+++ Given information

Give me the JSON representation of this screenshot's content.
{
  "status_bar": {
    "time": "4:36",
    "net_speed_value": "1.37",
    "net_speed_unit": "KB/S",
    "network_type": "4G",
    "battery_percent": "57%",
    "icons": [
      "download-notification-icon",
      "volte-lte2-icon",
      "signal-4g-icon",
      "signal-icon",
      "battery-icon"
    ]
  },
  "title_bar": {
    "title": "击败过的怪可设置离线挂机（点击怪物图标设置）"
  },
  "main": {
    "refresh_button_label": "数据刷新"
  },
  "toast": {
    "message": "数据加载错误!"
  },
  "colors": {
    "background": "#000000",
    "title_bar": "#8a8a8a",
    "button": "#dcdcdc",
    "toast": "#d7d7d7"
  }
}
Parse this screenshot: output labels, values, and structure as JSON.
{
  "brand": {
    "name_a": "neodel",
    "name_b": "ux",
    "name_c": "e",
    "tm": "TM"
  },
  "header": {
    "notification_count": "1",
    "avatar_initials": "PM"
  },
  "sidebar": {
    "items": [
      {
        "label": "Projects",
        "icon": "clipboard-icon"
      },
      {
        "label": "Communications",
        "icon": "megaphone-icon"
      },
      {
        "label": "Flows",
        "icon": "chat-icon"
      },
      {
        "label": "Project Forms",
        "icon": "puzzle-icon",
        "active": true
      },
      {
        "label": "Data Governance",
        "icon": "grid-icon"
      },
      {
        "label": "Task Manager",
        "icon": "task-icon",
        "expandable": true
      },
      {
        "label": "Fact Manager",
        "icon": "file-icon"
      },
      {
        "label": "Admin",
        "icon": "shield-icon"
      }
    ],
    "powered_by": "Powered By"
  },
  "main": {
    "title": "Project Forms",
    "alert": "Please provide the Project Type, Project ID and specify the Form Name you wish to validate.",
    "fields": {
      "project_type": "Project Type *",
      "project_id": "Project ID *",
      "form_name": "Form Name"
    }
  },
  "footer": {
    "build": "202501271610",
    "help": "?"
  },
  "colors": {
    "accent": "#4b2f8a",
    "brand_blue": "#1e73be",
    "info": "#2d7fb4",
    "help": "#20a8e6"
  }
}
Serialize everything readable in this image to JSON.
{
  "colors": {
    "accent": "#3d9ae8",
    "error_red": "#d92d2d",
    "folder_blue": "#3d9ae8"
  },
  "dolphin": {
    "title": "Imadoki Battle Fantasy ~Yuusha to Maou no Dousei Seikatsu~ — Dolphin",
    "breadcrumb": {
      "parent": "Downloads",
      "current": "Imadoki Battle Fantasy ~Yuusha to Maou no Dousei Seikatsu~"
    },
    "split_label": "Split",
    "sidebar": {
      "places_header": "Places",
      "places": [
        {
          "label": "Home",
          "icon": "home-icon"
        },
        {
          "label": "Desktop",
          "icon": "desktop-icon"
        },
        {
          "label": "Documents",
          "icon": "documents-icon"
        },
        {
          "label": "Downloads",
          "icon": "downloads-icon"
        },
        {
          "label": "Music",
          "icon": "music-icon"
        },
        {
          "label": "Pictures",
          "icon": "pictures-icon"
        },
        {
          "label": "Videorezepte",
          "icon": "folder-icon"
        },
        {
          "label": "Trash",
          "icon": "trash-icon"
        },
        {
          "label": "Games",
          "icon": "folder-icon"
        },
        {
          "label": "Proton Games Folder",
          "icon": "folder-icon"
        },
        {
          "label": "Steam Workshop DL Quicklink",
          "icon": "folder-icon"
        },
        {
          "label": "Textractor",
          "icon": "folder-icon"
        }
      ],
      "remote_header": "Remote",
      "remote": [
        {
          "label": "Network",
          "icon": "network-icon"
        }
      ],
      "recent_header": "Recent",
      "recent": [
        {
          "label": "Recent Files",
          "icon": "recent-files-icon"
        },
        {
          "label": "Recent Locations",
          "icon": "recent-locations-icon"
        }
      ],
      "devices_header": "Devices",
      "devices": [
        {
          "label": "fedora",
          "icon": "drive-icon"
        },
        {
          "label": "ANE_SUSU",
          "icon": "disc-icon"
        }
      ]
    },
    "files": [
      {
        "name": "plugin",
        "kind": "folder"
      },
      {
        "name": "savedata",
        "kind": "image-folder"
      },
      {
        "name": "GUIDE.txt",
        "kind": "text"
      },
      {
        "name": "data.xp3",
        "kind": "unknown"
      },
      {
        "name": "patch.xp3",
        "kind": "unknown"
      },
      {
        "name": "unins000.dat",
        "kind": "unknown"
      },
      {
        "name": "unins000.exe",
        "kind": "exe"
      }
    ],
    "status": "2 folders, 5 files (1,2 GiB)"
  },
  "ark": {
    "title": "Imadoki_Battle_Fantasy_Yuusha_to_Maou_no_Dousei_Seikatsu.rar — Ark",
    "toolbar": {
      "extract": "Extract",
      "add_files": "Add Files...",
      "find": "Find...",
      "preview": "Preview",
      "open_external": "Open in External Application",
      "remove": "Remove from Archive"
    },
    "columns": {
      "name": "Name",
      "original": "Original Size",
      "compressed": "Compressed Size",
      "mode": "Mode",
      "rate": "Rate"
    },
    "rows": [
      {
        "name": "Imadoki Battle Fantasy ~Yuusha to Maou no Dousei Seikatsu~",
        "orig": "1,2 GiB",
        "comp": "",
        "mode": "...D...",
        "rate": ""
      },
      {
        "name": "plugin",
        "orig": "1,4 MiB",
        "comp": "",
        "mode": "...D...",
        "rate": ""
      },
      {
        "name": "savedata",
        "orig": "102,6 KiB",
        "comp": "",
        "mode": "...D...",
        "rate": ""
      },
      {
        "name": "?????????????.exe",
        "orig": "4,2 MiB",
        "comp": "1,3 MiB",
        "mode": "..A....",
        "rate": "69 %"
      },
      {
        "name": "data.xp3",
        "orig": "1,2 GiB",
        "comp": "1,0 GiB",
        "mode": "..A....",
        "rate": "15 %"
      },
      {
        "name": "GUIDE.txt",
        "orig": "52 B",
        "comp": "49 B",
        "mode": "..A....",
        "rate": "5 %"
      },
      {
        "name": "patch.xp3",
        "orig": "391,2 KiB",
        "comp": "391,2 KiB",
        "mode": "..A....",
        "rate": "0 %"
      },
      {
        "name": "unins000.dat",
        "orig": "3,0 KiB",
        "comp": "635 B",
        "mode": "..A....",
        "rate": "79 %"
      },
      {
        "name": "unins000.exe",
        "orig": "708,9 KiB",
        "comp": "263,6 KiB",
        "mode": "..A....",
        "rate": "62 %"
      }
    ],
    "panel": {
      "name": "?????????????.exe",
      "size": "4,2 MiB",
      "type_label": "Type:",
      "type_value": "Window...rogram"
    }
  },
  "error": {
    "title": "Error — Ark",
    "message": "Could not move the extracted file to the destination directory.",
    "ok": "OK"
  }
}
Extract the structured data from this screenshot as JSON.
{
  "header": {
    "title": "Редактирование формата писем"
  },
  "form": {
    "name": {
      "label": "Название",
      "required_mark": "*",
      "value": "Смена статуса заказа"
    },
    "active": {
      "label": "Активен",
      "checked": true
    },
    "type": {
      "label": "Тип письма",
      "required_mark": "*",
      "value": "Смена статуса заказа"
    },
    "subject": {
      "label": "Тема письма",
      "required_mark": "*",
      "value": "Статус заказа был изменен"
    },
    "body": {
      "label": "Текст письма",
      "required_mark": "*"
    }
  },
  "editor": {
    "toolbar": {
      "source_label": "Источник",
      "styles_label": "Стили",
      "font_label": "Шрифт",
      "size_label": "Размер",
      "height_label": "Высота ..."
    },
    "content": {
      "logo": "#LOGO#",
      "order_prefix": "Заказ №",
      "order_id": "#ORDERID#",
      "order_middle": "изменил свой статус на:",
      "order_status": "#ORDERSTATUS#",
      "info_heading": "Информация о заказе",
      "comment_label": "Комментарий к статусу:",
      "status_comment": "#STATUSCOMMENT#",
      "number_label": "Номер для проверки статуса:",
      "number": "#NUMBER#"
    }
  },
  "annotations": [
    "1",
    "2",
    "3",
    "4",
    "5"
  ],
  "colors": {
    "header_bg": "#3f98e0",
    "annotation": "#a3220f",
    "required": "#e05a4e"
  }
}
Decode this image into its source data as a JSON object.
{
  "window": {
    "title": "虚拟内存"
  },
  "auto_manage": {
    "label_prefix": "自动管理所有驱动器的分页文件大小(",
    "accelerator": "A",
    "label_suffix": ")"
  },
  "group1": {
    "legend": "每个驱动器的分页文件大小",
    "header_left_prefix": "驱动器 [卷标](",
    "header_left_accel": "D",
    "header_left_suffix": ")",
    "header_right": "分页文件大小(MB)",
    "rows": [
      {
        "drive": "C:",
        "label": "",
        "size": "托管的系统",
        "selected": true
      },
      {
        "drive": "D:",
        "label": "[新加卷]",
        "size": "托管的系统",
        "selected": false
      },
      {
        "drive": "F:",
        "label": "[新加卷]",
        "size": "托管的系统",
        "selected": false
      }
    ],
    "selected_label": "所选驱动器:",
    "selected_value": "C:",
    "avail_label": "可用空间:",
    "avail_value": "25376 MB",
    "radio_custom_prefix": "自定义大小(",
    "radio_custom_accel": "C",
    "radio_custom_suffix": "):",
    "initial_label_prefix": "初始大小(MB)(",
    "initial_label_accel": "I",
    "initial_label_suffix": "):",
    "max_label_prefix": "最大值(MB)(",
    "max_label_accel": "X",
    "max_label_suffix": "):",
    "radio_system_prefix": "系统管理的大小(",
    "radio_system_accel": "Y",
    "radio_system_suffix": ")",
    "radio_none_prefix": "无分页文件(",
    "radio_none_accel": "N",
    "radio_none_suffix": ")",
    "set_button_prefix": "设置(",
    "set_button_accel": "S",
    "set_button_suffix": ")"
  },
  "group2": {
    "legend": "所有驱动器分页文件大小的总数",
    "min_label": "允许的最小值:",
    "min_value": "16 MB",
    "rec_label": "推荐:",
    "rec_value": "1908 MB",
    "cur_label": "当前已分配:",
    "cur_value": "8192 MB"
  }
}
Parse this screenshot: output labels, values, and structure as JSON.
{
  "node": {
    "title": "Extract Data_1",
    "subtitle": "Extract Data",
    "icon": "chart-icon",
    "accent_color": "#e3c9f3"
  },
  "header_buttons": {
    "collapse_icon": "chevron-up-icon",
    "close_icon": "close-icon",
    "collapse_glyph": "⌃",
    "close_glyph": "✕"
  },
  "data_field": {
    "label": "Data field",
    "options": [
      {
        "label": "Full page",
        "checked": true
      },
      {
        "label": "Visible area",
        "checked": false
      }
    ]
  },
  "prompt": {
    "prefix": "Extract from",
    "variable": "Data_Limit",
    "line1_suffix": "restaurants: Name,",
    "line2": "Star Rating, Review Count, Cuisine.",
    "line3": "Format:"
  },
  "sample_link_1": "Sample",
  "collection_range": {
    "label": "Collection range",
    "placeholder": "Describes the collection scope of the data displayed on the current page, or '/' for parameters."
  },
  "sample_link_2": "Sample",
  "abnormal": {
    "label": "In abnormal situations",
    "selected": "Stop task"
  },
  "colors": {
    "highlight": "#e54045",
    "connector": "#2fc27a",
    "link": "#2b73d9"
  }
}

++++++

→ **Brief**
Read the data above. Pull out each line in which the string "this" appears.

→ **Written solution**
Give me the JSON representation of this screenshot's content.
Parse this screenshot: output labels, values, and structure as JSON.
Serialize everything readable in this image to JSON.
Extract the structured data from this screenshot as JSON.
Decode this image into its source data as a JSON object.
Parse this screenshot: output labels, values, and structure as JSON.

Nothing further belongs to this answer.